The Clean Energy Campaign was initiated by a group of students who wanted to address the need for renewable energy on campus. These students led a campaign that pushed Evergreen into a leading role in the sustainability movement of higher education. In the winter of 2005, an overwhelming majority of the voting students approved the Clean Energy Initiative.
Polls closed on January 7th, 2005, with a voter turnout of 28% and a majority of 91% in favor of the Clean Energy Fee. The campaign was spearheaded by Brad Bishop, and combined the efforts of several student groups, including WashPIRG, Students at Evergreen for Ecological Design (SEED), the Environmental Resource Center (ERC), Developing Ecological Agriculture Practices (DEAP), and Greener Futures.
Beginning in the fall of 2005, students began to pay a $1 per credit Clean Energy Fee. Since then, the students have been purchasing renewable energy credits to offset 100% of the electricity consumed by the college. The fee is structured: 90% of the fund for renewable energy credits for the college, and 10% for on-campus renewable energy projects. The original vision for the Clean Energy Committee was to increase Evergreen’s academic role in generating its own clean energy and research in this field. The idea is that school would become self-sufficient and eliminate the need to purchase energy offsets.
With the increase of energy efficiency on campus, and the declining cost of Green Tags through Puget Sound Energy, roughly 50% of the fee is needed to cover the cost of renewable energy credits. The remaining funds are reserved for on-campus projects, and are allocated by the Clean Energy Committee.
Students have funded renewable energy projects on campus, including electric vehicles, the student-run Biodiesel Project, the solar cell array on top of the library, and the Bike Share Program. In 2009, Evergreen took a bold move in the direction of renewable energy research when students funded one third of a biomass gasification feasibility study to replace the use of natural gas on campus.
Many students were interested in other projects that relate to Evergreen’s sustainability goals that did not align with the topic of clean energy. In the fall of 2009, another student election was held to amend the Clean Energy Initiative. Students voted to expand the scope of the Clean Energy Committee to include resource conservation. Since then, the committee has funded an edible forest garden, a wetland restoration project, an efficient dishwasher for the Flaming Eggplant, a food sovereignty film series, and Synergy: Evergreen’s annual sustainable living conference.
Thank you students!

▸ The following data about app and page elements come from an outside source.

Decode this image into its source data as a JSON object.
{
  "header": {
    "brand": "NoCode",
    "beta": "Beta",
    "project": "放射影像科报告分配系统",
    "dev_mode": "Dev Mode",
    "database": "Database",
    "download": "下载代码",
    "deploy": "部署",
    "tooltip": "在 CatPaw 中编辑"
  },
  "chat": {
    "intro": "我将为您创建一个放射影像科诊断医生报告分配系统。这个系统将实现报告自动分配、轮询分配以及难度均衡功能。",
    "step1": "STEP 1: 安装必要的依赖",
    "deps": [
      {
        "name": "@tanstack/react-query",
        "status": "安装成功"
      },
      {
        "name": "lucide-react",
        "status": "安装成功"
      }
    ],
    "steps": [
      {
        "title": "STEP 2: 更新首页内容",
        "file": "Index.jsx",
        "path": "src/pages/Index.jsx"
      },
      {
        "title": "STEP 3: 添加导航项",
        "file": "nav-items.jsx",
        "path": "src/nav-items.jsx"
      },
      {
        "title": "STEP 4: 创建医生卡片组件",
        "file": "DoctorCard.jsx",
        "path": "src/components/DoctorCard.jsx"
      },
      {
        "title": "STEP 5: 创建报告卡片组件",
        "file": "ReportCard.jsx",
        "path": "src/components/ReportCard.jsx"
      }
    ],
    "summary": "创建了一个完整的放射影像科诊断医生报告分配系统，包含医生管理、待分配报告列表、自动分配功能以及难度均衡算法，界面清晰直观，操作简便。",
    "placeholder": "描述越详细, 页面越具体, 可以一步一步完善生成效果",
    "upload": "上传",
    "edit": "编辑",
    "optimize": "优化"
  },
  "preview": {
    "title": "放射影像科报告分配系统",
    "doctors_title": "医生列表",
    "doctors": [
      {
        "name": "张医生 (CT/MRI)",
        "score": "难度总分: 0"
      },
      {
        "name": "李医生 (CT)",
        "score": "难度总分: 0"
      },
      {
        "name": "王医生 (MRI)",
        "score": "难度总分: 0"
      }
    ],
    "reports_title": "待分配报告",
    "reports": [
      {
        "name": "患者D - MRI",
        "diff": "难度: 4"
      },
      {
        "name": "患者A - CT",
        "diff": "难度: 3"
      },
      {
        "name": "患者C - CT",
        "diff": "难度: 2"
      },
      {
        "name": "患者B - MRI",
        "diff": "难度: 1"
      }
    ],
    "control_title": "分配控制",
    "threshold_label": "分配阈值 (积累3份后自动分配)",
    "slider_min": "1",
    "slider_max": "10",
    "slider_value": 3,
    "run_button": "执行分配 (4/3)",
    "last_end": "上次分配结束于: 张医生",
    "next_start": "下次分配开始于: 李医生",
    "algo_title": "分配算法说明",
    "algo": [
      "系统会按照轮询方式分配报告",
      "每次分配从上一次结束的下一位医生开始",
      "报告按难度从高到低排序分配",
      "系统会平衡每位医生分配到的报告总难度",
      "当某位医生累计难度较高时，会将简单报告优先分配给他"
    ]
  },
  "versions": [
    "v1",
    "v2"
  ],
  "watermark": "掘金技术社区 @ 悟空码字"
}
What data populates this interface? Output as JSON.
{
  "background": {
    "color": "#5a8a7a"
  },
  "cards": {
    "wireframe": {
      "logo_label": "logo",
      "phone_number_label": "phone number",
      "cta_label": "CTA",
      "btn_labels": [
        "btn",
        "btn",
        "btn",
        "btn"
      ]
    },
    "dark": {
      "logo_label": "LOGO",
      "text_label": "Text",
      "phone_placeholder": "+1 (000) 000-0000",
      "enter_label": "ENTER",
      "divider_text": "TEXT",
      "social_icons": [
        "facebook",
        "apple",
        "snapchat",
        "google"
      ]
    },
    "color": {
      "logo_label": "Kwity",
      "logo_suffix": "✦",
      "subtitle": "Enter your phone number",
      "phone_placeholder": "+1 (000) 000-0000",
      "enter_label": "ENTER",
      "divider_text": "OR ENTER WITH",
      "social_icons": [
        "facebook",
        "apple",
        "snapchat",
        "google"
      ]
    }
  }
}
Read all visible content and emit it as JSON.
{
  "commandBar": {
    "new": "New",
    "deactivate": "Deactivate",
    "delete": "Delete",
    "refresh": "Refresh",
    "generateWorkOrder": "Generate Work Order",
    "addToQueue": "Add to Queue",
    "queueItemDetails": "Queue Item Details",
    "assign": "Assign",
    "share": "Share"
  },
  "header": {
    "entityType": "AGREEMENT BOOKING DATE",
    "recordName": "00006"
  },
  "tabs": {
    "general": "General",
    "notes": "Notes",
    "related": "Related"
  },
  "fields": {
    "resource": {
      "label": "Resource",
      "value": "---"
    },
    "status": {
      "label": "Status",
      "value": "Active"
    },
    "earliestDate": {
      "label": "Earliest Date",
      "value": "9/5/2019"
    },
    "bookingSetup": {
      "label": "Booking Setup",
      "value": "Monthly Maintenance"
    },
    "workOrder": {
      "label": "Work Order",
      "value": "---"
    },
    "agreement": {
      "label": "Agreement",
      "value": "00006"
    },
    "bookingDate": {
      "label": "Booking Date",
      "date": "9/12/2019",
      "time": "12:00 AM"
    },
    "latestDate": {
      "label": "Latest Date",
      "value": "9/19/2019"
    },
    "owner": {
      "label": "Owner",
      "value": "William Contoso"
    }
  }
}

Evergreen has a rare financial resource committed to sustainability on campus, creating opportunities for everyone to be involved.